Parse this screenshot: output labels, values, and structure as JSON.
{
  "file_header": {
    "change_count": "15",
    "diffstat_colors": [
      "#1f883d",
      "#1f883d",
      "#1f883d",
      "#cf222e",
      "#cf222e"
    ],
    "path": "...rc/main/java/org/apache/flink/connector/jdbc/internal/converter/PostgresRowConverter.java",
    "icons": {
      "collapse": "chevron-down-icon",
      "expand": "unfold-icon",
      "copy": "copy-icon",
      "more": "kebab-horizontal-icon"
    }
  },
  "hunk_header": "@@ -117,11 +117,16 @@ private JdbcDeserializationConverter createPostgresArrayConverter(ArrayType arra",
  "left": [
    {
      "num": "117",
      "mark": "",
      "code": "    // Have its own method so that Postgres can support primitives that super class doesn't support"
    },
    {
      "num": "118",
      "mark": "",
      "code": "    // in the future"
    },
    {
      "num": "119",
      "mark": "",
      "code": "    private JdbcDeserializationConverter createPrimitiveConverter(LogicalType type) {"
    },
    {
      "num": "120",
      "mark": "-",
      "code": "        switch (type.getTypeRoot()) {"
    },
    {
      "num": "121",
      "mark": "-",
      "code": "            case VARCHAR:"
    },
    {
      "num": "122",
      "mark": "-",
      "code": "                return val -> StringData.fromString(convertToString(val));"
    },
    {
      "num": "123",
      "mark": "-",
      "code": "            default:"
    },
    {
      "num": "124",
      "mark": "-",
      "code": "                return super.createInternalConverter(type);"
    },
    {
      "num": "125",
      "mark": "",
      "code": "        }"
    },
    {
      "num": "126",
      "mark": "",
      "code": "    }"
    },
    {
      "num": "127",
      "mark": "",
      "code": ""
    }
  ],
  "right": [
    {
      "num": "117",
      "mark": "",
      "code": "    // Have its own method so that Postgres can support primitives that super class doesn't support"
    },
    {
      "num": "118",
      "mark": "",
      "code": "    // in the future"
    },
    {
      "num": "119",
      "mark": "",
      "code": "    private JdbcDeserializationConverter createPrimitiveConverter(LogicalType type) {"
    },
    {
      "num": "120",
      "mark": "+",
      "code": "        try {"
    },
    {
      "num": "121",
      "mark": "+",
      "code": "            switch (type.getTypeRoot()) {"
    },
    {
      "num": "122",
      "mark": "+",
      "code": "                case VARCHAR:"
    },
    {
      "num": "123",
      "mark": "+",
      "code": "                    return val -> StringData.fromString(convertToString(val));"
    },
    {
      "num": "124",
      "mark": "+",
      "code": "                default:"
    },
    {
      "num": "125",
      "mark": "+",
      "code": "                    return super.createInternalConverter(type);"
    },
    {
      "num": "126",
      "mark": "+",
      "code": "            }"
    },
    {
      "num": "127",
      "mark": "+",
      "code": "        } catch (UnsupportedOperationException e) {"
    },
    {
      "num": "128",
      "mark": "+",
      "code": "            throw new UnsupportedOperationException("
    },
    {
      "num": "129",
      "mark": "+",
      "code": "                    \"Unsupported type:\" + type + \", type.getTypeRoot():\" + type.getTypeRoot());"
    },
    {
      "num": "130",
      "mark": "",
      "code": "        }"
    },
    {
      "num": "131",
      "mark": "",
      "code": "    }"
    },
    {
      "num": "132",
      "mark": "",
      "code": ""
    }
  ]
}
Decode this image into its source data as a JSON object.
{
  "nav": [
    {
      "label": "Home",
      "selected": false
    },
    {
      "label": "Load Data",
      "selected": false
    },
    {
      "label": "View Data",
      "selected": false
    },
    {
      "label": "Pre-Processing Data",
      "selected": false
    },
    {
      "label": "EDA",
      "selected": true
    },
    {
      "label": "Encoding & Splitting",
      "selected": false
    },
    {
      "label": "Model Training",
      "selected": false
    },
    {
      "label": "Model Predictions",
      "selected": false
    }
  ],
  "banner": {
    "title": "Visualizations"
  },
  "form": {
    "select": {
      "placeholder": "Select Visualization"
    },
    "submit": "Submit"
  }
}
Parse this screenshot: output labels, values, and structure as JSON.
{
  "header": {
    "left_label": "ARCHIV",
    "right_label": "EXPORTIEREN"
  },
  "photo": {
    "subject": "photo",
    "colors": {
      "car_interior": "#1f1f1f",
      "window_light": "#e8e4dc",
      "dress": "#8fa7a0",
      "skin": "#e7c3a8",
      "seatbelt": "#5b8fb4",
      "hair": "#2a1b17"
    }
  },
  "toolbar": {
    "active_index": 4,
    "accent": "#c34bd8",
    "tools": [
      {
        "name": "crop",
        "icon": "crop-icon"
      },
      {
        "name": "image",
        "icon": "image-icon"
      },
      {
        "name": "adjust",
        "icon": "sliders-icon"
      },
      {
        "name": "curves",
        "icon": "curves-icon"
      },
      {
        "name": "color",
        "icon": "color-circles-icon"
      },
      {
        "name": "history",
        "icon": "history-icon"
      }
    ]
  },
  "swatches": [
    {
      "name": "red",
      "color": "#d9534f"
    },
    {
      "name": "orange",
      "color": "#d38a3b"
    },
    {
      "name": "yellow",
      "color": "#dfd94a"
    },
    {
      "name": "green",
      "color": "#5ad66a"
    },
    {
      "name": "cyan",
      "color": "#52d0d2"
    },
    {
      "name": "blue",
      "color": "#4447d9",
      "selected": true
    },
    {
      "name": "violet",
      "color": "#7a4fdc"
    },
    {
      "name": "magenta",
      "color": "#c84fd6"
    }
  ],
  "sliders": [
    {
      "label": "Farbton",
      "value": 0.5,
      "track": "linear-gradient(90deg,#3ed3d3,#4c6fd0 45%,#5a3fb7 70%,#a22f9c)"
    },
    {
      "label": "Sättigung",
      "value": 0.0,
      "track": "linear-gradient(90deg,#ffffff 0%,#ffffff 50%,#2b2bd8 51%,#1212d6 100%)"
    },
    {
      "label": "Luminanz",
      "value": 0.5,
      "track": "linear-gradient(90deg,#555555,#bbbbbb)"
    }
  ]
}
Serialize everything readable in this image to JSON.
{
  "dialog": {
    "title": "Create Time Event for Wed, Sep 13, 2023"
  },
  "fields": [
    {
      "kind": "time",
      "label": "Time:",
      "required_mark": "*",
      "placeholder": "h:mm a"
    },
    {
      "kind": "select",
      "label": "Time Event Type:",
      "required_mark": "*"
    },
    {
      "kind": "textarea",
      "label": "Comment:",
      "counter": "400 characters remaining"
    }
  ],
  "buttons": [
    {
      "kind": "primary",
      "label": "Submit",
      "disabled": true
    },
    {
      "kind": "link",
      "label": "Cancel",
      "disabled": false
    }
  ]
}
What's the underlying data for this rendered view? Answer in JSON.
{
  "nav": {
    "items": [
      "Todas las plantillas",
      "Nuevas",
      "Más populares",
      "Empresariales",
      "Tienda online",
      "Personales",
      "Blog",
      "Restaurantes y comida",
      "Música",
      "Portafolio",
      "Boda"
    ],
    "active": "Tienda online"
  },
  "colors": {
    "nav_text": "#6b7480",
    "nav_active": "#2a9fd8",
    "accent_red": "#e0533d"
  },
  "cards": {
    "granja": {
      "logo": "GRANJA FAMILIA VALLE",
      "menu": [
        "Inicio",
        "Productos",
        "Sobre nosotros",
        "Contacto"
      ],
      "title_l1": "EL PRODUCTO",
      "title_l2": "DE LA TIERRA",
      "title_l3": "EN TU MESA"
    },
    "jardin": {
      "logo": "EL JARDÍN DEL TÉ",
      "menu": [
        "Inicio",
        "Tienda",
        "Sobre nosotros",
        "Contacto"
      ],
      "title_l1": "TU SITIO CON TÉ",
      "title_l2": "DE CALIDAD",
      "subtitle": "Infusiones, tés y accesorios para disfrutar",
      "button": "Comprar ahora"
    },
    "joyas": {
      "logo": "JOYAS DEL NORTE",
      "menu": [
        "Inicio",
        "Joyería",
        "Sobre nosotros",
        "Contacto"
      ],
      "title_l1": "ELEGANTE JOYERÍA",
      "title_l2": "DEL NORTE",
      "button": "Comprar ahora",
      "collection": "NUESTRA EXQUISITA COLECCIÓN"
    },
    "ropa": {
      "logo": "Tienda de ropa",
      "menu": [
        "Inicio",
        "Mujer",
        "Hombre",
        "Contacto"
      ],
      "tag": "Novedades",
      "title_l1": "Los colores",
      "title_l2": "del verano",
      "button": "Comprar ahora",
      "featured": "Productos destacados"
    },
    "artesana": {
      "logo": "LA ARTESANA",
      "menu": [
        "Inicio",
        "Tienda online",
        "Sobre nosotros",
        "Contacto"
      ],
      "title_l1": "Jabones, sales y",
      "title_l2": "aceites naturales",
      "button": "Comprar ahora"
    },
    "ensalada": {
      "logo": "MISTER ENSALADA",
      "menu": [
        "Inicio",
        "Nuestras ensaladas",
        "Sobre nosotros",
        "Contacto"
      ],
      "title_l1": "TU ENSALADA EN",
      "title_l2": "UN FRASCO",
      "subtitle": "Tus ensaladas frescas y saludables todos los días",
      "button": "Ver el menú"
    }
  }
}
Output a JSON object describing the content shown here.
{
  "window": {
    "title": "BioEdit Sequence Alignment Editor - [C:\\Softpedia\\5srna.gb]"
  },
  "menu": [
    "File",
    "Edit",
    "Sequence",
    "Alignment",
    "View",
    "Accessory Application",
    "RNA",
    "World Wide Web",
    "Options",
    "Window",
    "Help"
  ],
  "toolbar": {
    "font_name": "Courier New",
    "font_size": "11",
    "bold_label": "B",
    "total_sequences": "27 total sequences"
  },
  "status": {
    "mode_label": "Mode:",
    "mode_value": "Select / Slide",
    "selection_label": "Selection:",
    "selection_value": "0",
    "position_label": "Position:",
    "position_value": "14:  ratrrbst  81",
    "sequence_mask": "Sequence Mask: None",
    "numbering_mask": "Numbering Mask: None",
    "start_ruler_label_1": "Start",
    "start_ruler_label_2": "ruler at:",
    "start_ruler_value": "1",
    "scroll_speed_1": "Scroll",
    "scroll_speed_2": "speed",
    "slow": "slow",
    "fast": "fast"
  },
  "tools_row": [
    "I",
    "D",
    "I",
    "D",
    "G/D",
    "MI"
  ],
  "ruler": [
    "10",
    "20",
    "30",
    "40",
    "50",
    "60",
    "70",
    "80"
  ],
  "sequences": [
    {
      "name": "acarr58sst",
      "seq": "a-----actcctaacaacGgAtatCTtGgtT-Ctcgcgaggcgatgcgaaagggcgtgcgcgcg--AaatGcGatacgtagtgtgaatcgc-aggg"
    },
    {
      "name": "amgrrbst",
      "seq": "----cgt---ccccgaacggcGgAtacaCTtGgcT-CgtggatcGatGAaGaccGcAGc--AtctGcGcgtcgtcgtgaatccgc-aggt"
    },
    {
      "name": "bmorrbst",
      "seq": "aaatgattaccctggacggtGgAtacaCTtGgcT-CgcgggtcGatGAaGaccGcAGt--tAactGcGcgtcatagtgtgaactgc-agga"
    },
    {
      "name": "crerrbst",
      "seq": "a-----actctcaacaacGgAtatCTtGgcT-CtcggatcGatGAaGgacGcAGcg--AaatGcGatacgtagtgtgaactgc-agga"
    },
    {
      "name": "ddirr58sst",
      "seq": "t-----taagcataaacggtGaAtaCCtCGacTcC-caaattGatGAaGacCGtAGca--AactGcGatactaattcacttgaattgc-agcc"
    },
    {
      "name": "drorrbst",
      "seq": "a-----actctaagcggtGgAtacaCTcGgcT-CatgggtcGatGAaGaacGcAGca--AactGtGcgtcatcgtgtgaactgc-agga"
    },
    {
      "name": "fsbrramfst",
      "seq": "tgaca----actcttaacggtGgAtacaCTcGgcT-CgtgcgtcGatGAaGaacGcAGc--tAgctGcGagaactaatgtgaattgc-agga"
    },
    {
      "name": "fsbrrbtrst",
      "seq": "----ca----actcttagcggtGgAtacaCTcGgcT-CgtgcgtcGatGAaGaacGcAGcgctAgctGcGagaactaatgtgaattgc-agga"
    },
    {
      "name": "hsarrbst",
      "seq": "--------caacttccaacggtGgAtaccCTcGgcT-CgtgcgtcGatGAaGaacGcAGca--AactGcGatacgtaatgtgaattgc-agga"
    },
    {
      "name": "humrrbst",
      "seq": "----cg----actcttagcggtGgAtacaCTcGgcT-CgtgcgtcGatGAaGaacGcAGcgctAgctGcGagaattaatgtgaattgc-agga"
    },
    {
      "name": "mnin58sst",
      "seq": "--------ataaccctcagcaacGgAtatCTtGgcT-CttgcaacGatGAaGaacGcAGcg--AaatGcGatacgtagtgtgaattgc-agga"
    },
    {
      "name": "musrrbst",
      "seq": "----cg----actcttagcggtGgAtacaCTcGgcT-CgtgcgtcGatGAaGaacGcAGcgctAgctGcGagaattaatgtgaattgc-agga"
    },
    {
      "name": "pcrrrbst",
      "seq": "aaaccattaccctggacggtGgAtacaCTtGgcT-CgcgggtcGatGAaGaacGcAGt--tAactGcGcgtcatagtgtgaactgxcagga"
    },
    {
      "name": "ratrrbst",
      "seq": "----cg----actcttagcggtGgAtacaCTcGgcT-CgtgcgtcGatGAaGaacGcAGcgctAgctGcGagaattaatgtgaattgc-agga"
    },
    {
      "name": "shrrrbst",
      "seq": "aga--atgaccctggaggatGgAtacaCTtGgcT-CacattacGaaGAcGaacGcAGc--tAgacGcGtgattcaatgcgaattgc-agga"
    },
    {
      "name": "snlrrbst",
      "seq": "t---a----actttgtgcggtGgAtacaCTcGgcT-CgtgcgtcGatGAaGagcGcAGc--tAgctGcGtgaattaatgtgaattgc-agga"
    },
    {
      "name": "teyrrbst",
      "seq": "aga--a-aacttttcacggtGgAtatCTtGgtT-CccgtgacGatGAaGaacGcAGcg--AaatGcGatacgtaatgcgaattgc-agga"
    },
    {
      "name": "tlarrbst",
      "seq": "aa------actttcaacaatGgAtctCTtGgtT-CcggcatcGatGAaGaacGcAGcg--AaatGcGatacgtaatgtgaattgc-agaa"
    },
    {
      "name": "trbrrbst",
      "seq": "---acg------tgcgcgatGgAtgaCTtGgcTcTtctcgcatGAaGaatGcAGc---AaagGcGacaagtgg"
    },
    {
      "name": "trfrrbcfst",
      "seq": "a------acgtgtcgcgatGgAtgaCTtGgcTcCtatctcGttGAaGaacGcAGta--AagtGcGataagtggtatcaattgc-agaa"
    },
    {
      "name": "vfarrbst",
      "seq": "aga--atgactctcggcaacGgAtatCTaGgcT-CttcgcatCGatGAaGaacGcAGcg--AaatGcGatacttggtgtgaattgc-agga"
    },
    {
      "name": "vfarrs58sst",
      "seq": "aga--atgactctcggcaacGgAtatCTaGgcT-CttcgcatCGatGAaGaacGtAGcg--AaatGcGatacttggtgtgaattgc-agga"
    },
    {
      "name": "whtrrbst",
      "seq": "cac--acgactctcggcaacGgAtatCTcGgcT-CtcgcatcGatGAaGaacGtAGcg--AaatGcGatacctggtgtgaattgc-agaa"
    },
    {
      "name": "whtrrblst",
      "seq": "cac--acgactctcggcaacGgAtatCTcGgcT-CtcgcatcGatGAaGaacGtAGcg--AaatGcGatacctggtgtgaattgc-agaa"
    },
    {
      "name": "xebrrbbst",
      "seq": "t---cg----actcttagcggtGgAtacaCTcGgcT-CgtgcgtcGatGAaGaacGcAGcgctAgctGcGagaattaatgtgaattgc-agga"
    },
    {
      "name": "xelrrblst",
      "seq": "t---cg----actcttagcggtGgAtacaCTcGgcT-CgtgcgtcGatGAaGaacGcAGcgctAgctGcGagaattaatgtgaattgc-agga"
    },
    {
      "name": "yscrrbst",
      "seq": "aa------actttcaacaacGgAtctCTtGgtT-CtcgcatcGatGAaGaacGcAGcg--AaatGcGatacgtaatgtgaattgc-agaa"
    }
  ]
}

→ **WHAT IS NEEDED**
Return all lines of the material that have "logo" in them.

→ **RESPONSE AREA**
      "logo": "GRANJA FAMILIA VALLE",
      "logo": "EL JARDÍN DEL TÉ",
      "logo": "JOYAS DEL NORTE",
      "logo": "Tienda de ropa",
      "logo": "LA ARTESANA",
      "logo": "MISTER ENSALADA",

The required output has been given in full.